PROBLEM TO SOLVE: Only lines containing the string "Risk" belong in the answer; copy all of them from the entries.

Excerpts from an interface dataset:
--------------------
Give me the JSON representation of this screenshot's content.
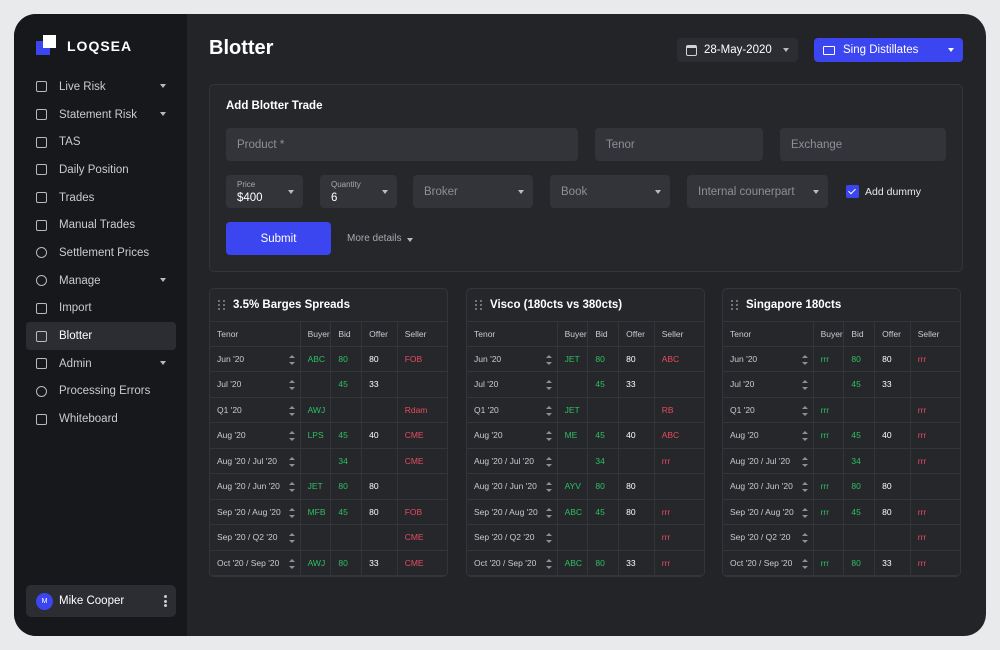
{
  "app": {
    "name": "LOQSEA"
  },
  "sidebar": {
    "items": [
      {
        "label": "Live Risk",
        "icon": "grid-icon",
        "caret": true
      },
      {
        "label": "Statement Risk",
        "icon": "grid-icon",
        "caret": true
      },
      {
        "label": "TAS",
        "icon": "grid-icon",
        "caret": false
      },
      {
        "label": "Daily Position",
        "icon": "calendar-icon",
        "caret": false
      },
      {
        "label": "Trades",
        "icon": "candles-icon",
        "caret": false
      },
      {
        "label": "Manual Trades",
        "icon": "sliders-icon",
        "caret": false
      },
      {
        "label": "Settlement Prices",
        "icon": "coin-icon",
        "caret": false
      },
      {
        "label": "Manage",
        "icon": "clock-icon",
        "caret": true
      },
      {
        "label": "Import",
        "icon": "import-icon",
        "caret": false
      },
      {
        "label": "Blotter",
        "icon": "laptop-icon",
        "caret": false,
        "active": true
      },
      {
        "label": "Admin",
        "icon": "hexagon-icon",
        "caret": true
      },
      {
        "label": "Processing Errors",
        "icon": "alert-icon",
        "caret": false
      },
      {
        "label": "Whiteboard",
        "icon": "document-icon",
        "caret": false
      }
    ]
  },
  "user": {
    "initial": "M",
    "name": "Mike Cooper"
  },
  "header": {
    "title": "Blotter",
    "date": "28-May-2020",
    "book": "Sing Distillates"
  },
  "form": {
    "title": "Add Blotter Trade",
    "product_placeholder": "Product *",
    "tenor_placeholder": "Tenor",
    "exchange_placeholder": "Exchange",
    "price_label": "Price",
    "price_value": "$400",
    "quantity_label": "Quantity",
    "quantity_value": "6",
    "broker_placeholder": "Broker",
    "book_placeholder": "Book",
    "counterpart_placeholder": "Internal counerpart",
    "dummy_label": "Add dummy",
    "dummy_checked": true,
    "submit_label": "Submit",
    "more_label": "More details"
  },
  "tables": [
    {
      "title": "3.5% Barges Spreads",
      "columns": [
        "Tenor",
        "Buyer",
        "Bid",
        "Offer",
        "Seller"
      ],
      "rows": [
        [
          "Jun '20",
          "ABC",
          "80",
          "80",
          "FOB"
        ],
        [
          "Jul '20",
          "",
          "45",
          "33",
          ""
        ],
        [
          "Q1 '20",
          "AWJ",
          "",
          "",
          "Rdam"
        ],
        [
          "Aug '20",
          "LPS",
          "45",
          "40",
          "CME"
        ],
        [
          "Aug '20 / Jul '20",
          "",
          "34",
          "",
          "CME"
        ],
        [
          "Aug '20 / Jun '20",
          "JET",
          "80",
          "80",
          ""
        ],
        [
          "Sep '20 / Aug '20",
          "MFB",
          "45",
          "80",
          "FOB"
        ],
        [
          "Sep '20 / Q2 '20",
          "",
          "",
          "",
          "CME"
        ],
        [
          "Oct '20 / Sep '20",
          "AWJ",
          "80",
          "33",
          "CME"
        ]
      ]
    },
    {
      "title": "Visco (180cts vs 380cts)",
      "columns": [
        "Tenor",
        "Buyer",
        "Bid",
        "Offer",
        "Seller"
      ],
      "rows": [
        [
          "Jun '20",
          "JET",
          "80",
          "80",
          "ABC"
        ],
        [
          "Jul '20",
          "",
          "45",
          "33",
          ""
        ],
        [
          "Q1 '20",
          "JET",
          "",
          "",
          "RB"
        ],
        [
          "Aug '20",
          "ME",
          "45",
          "40",
          "ABC"
        ],
        [
          "Aug '20 / Jul '20",
          "",
          "34",
          "",
          "rrr"
        ],
        [
          "Aug '20 / Jun '20",
          "AYV",
          "80",
          "80",
          ""
        ],
        [
          "Sep '20 / Aug '20",
          "ABC",
          "45",
          "80",
          "rrr"
        ],
        [
          "Sep '20 / Q2 '20",
          "",
          "",
          "",
          "rrr"
        ],
        [
          "Oct '20 / Sep '20",
          "ABC",
          "80",
          "33",
          "rrr"
        ]
      ]
    },
    {
      "title": "Singapore 180cts",
      "columns": [
        "Tenor",
        "Buyer",
        "Bid",
        "Offer",
        "Seller"
      ],
      "rows": [
        [
          "Jun '20",
          "rrr",
          "80",
          "80",
          "rrr"
        ],
        [
          "Jul '20",
          "",
          "45",
          "33",
          ""
        ],
        [
          "Q1 '20",
          "rrr",
          "",
          "",
          "rrr"
        ],
        [
          "Aug '20",
          "rrr",
          "45",
          "40",
          "rrr"
        ],
        [
          "Aug '20 / Jul '20",
          "",
          "34",
          "",
          "rrr"
        ],
        [
          "Aug '20 / Jun '20",
          "rrr",
          "80",
          "80",
          ""
        ],
        [
          "Sep '20 / Aug '20",
          "rrr",
          "45",
          "80",
          "rrr"
        ],
        [
          "Sep '20 / Q2 '20",
          "",
          "",
          "",
          "rrr"
        ],
        [
          "Oct '20 / Sep '20",
          "rrr",
          "80",
          "33",
          "rrr"
        ]
      ]
    }
  ],
  "colors": {
    "accent": "#3b46f0",
    "buy": "#2fbf63",
    "sell": "#e84a5f",
    "background": "#222428",
    "sidebar": "#17181b"
  }
}
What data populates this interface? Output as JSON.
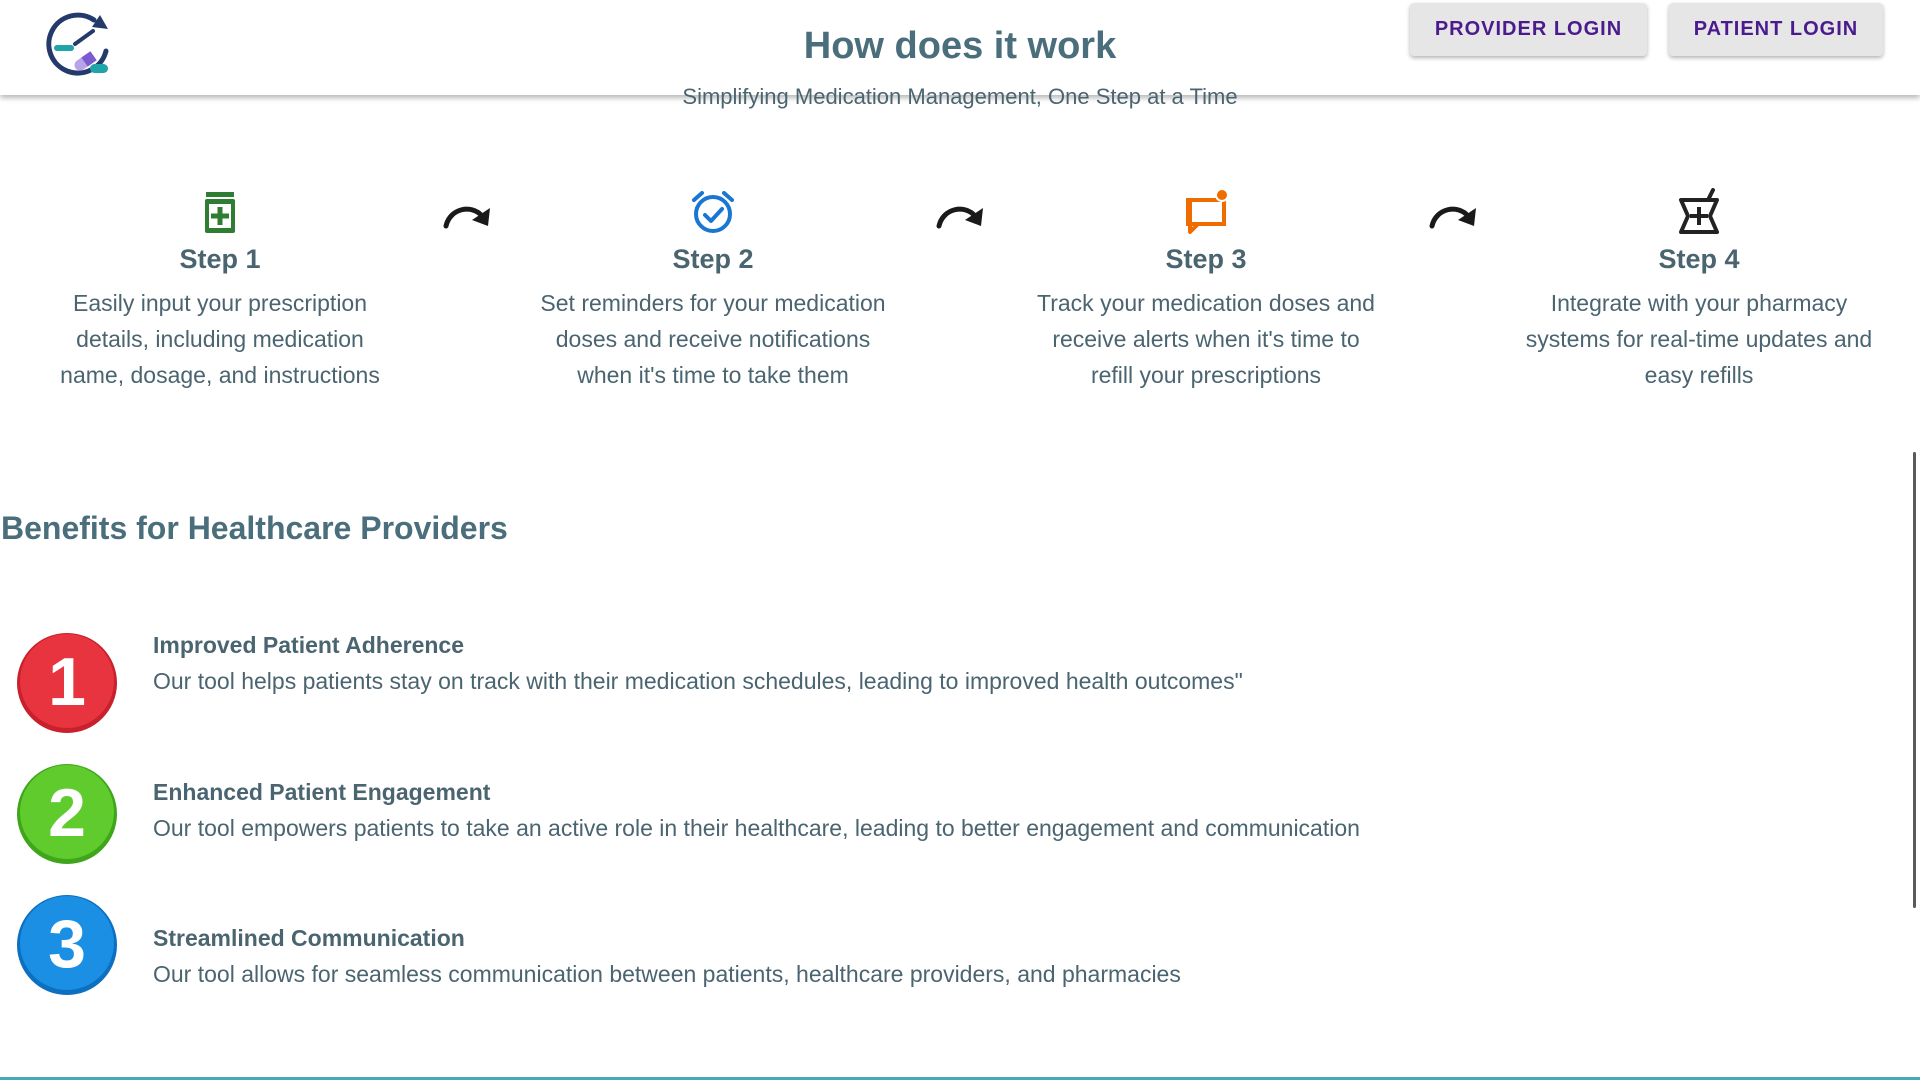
{
  "header": {
    "logo_icon": "medication-clock-logo",
    "provider_login_label": "PROVIDER LOGIN",
    "patient_login_label": "PATIENT LOGIN"
  },
  "hero": {
    "title": "How does it work",
    "subtitle": "Simplifying Medication Management, One Step at a Time"
  },
  "steps": [
    {
      "icon": "medication-bottle-icon",
      "icon_color": "#2e7d32",
      "title": "Step 1",
      "lines": [
        "Easily input your prescription",
        "details, including medication",
        "name, dosage, and instructions"
      ]
    },
    {
      "icon": "alarm-clock-check-icon",
      "icon_color": "#1976d2",
      "title": "Step 2",
      "lines": [
        "Set reminders for your medication",
        "doses and receive notifications",
        "when it's time to take them"
      ]
    },
    {
      "icon": "chat-notification-icon",
      "icon_color": "#ef6c00",
      "title": "Step 3",
      "lines": [
        "Track your medication doses and",
        "receive alerts when it's time to",
        "refill your prescriptions"
      ]
    },
    {
      "icon": "pharmacy-icon",
      "icon_color": "#222222",
      "title": "Step 4",
      "lines": [
        "Integrate with your pharmacy",
        "systems for real-time updates and",
        "easy refills"
      ]
    }
  ],
  "benefits": {
    "heading": "Benefits for Healthcare Providers",
    "items": [
      {
        "number": "1",
        "badge_color": "#e8343f",
        "title": "Improved Patient Adherence",
        "description": "Our tool helps patients stay on track with their medication schedules, leading to improved health outcomes\""
      },
      {
        "number": "2",
        "badge_color": "#5fcb2c",
        "title": "Enhanced Patient Engagement",
        "description": "Our tool empowers patients to take an active role in their healthcare, leading to better engagement and communication"
      },
      {
        "number": "3",
        "badge_color": "#1a8fe3",
        "title": "Streamlined Communication",
        "description": "Our tool allows for seamless communication between patients, healthcare providers, and pharmacies"
      }
    ]
  }
}
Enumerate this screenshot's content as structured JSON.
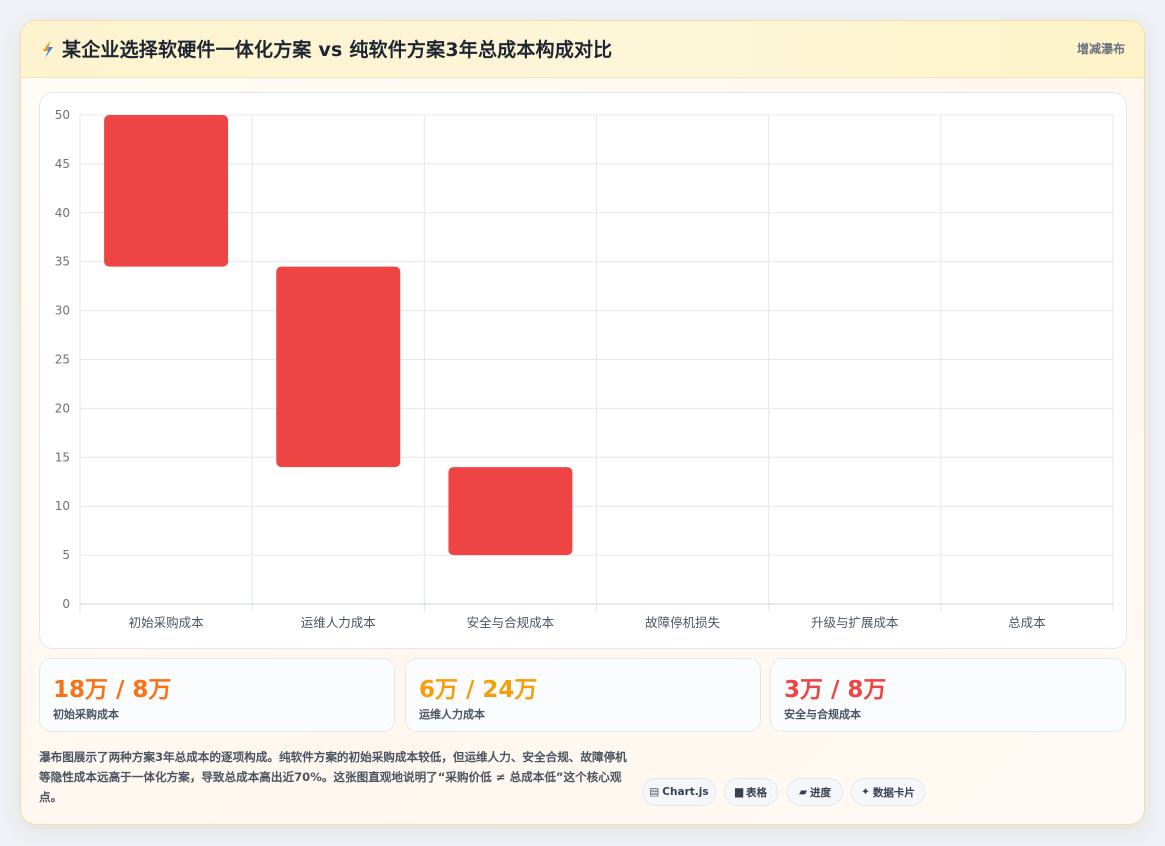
{
  "header": {
    "icon": "lightning-icon",
    "title": "某企业选择软硬件一体化方案 vs 纯软件方案3年总成本构成对比",
    "tag": "增减瀑布"
  },
  "colors": {
    "bar": "#ef4444",
    "accent_orange": "#f97316",
    "accent_amber": "#f59e0b",
    "accent_red": "#ef4444"
  },
  "chart_data": {
    "type": "bar",
    "subtype": "waterfall",
    "categories": [
      "初始采购成本",
      "运维人力成本",
      "安全与合规成本",
      "故障停机损失",
      "升级与扩展成本",
      "总成本"
    ],
    "floating_ranges": [
      [
        34.5,
        50
      ],
      [
        14,
        34.5
      ],
      [
        5,
        14
      ],
      null,
      null,
      null
    ],
    "y_ticks": [
      0,
      5,
      10,
      15,
      20,
      25,
      30,
      35,
      40,
      45,
      50
    ],
    "ylim": [
      0,
      50
    ],
    "grid": true,
    "legend": "none",
    "title": "",
    "xlabel": "",
    "ylabel": ""
  },
  "stats": [
    {
      "value": "18万 / 8万",
      "label": "初始采购成本"
    },
    {
      "value": "6万 / 24万",
      "label": "运维人力成本"
    },
    {
      "value": "3万 / 8万",
      "label": "安全与合规成本"
    }
  ],
  "description": "瀑布图展示了两种方案3年总成本的逐项构成。纯软件方案的初始采购成本较低，但运维人力、安全合规、故障停机等隐性成本远高于一体化方案，导致总成本高出近70%。这张图直观地说明了“采购价低 ≠ 总成本低”这个核心观点。",
  "pills": [
    {
      "icon": "clipboard-icon",
      "glyph": "▤",
      "label": "Chart.js"
    },
    {
      "icon": "table-icon",
      "glyph": "▆",
      "label": "表格"
    },
    {
      "icon": "progress-icon",
      "glyph": "▰",
      "label": "进度"
    },
    {
      "icon": "sparkle-icon",
      "glyph": "✦",
      "label": "数据卡片"
    }
  ]
}
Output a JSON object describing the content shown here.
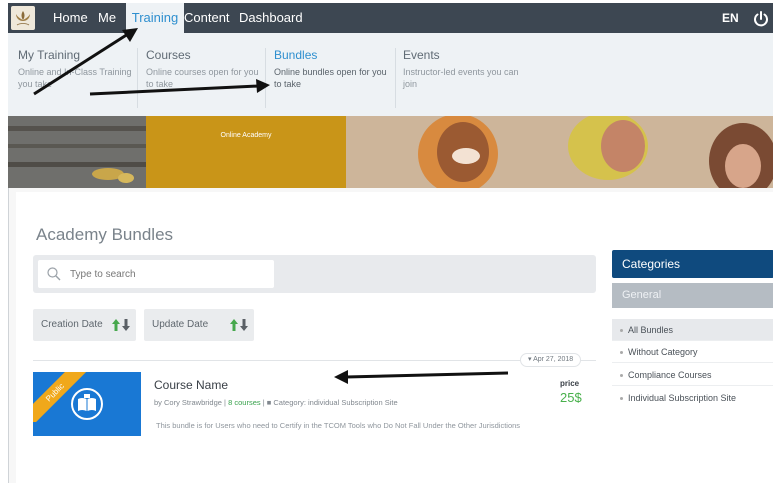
{
  "topnav": {
    "items": [
      {
        "label": "Home"
      },
      {
        "label": "Me"
      },
      {
        "label": "Training"
      },
      {
        "label": "Content"
      },
      {
        "label": "Dashboard"
      }
    ],
    "active": "Training",
    "language": "EN",
    "icons": {
      "logo": "lotus-logo-icon",
      "power": "power-icon"
    }
  },
  "megamenu": {
    "columns": [
      {
        "title": "My Training",
        "desc": "Online and In-Class Training you take"
      },
      {
        "title": "Courses",
        "desc": "Online courses open for you to take"
      },
      {
        "title": "Bundles",
        "desc": "Online bundles open for you to take"
      },
      {
        "title": "Events",
        "desc": "Instructor-led events you can join"
      }
    ],
    "active": "Bundles"
  },
  "banner": {
    "label": "Online Academy"
  },
  "main": {
    "title": "Academy Bundles",
    "search": {
      "placeholder": "Type to search",
      "value": ""
    },
    "sort_buttons": [
      {
        "label": "Creation Date"
      },
      {
        "label": "Update Date"
      }
    ]
  },
  "bundle": {
    "date": "Apr 27, 2018",
    "badge": "Public",
    "name": "Course Name",
    "author": "by Cory Strawbridge",
    "courses": "8 courses",
    "category": "Category: individual Subscription Site",
    "description": "This bundle is for Users who need to Certify in the TCOM Tools who Do Not Fall Under the Other Jurisdictions",
    "price_label": "price",
    "price": "25$"
  },
  "categories": {
    "header": "Categories",
    "group": "General",
    "items": [
      {
        "label": "All Bundles"
      },
      {
        "label": "Without Category"
      },
      {
        "label": "Compliance Courses"
      },
      {
        "label": "Individual Subscription Site"
      }
    ],
    "active": "All Bundles"
  },
  "colors": {
    "nav_bg": "#3d4752",
    "accent_blue": "#2e8fcf",
    "category_header": "#0f4a7e",
    "price_green": "#48b04b",
    "ribbon": "#f0a81b",
    "thumb_blue": "#1978d4",
    "annotation_arrow": "#111111"
  }
}
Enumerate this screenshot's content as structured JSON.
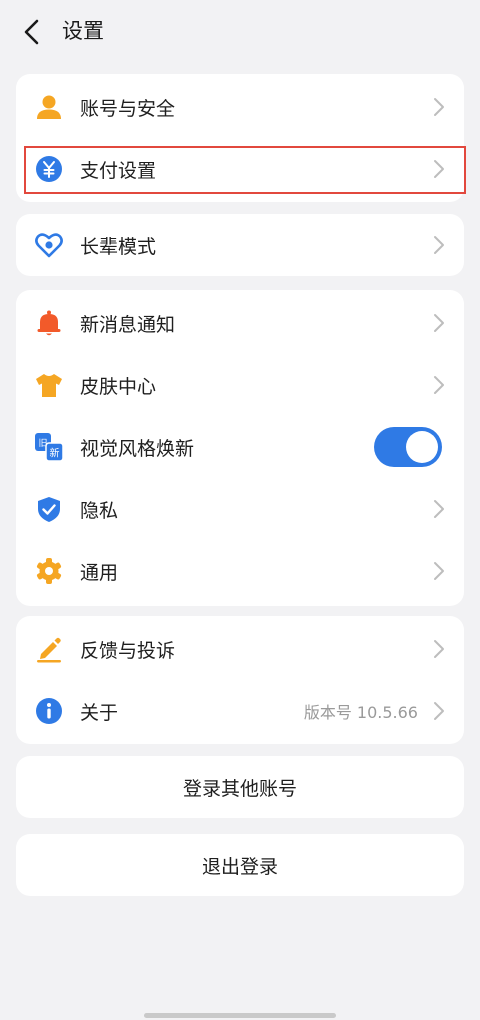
{
  "header": {
    "title": "设置"
  },
  "section1": {
    "items": [
      {
        "label": "账号与安全",
        "icon": "user-icon"
      },
      {
        "label": "支付设置",
        "icon": "yuan-icon"
      }
    ]
  },
  "section2": {
    "items": [
      {
        "label": "长辈模式",
        "icon": "heart-icon"
      }
    ]
  },
  "section3": {
    "items": [
      {
        "label": "新消息通知",
        "icon": "bell-icon"
      },
      {
        "label": "皮肤中心",
        "icon": "shirt-icon"
      },
      {
        "label": "视觉风格焕新",
        "icon": "style-icon",
        "toggle": true,
        "badge_old": "旧",
        "badge_new": "新"
      },
      {
        "label": "隐私",
        "icon": "shield-icon"
      },
      {
        "label": "通用",
        "icon": "gear-icon"
      }
    ]
  },
  "section4": {
    "items": [
      {
        "label": "反馈与投诉",
        "icon": "pen-icon"
      },
      {
        "label": "关于",
        "icon": "info-icon",
        "value": "版本号 10.5.66"
      }
    ]
  },
  "buttons": {
    "switch_account": "登录其他账号",
    "logout": "退出登录"
  },
  "colors": {
    "accent": "#2f7ae5",
    "highlight_border": "#e2483d",
    "orange": "#f5a623",
    "red_orange": "#f25a2a",
    "background": "#f2f2f4"
  }
}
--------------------
WORKED SOLUTION:
        "label": "Live Risk",
        "label": "Statement Risk",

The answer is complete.